- Burn the roadside vegetation to destroy small brush and stimulate desirable vegetation.
Utilizing these methods, the following guidelines will be implemented:
Along all county roads, dirt, gravel and paved, our normal procedure will be to clear the entire right of way width, utilizing level cuts as low as possible, with the following exceptions:
- Tree and shrubs in house yards or residential acreages, whose bases are inside the right of way line by no more than five feet (5’), may remain, if desired, but limbs must be pruned back to the to the nearest lateral branch, so that they extend no further than eight feet (8’) into the right of way. A written notice of our intended work will be sent or delivered to these properties a minimum of seven (7) days prior to the commencement of our work. This notice will provide the landowner an opportunity to arrange for his/her own trimming and/or to request any larger material for firewood. (Landowner will be responsible for cutting into lengths and removing from ditch.)
- Side trimming of limbs of trees will be done by pruning them back to no more than eight (8) feet from the right of way line when the tree base is actually outside the right of way.
The mechanical brush cutter will be used in rural non-residential areas with small scattered brush and trees where debris will be allowed to lay on slopes. Mechanically cut stumps, larger than eight (8) inches in diameter, as well as those larger trees that are cut totally with chain saws., will be cut flush to the ground, whenever possible. Large side branches will be trimmed to the main trunk or first lateral branch.
Brush control through cutting, spraying, and burning is an integrated approach to roadside vegetation management. Story County is committed to the wise use of herbicides on its roadsides and being consistent with employee and environmental safety and with regulations controlling the use of roadside application of pesticides in the state.
The IRVM department has equipment available to assist with every aspect of native prairie establishment and management; from the back yard to the back forty.
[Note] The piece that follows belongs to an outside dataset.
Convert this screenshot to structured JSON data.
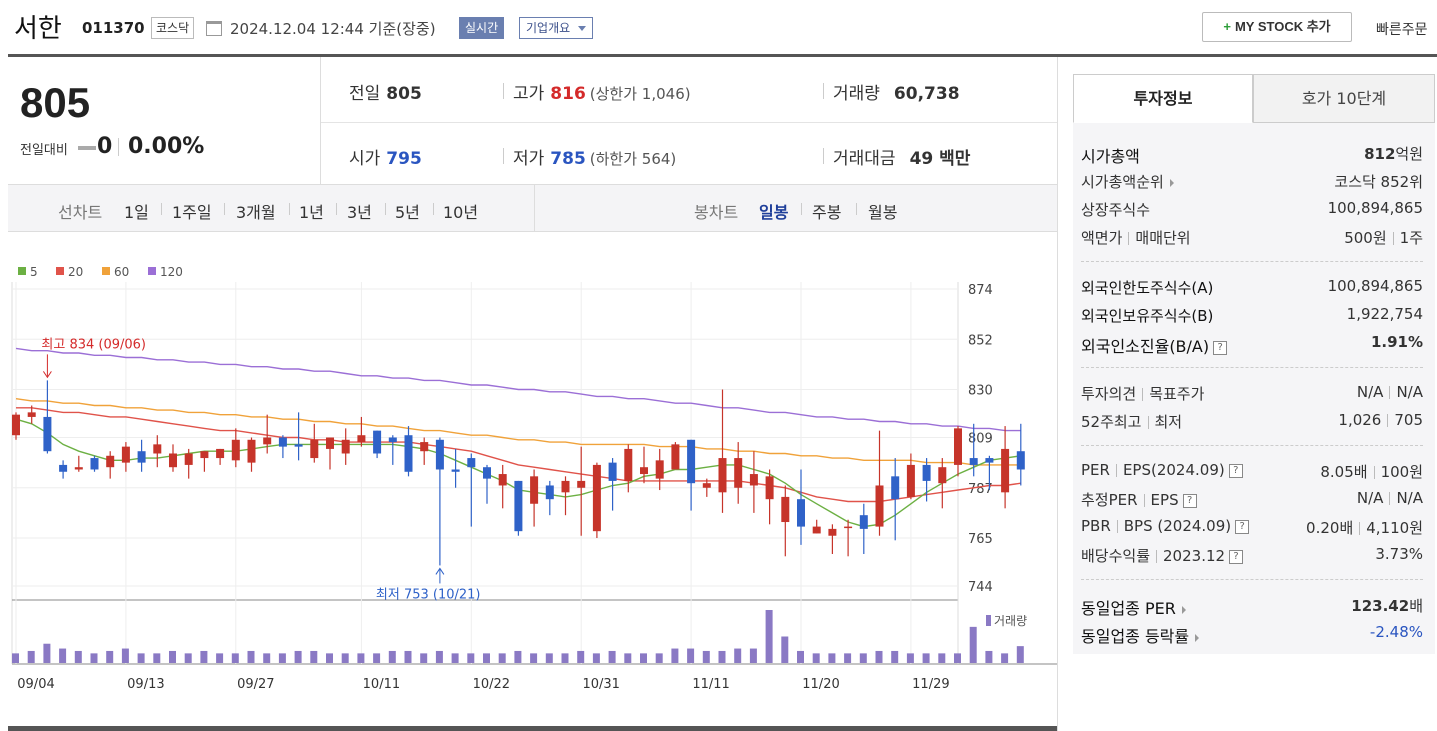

If you are interested in renting one of the following pieces of equipment, please contact the IRVM office at 515-382-7367.
Equipment available for rent:
- 6 foot, 8 foot and 10 foot native grass/forb seed drills
- 3-point broadcast seeder
- DiskHand-held seeder
- Spike-tooth harrow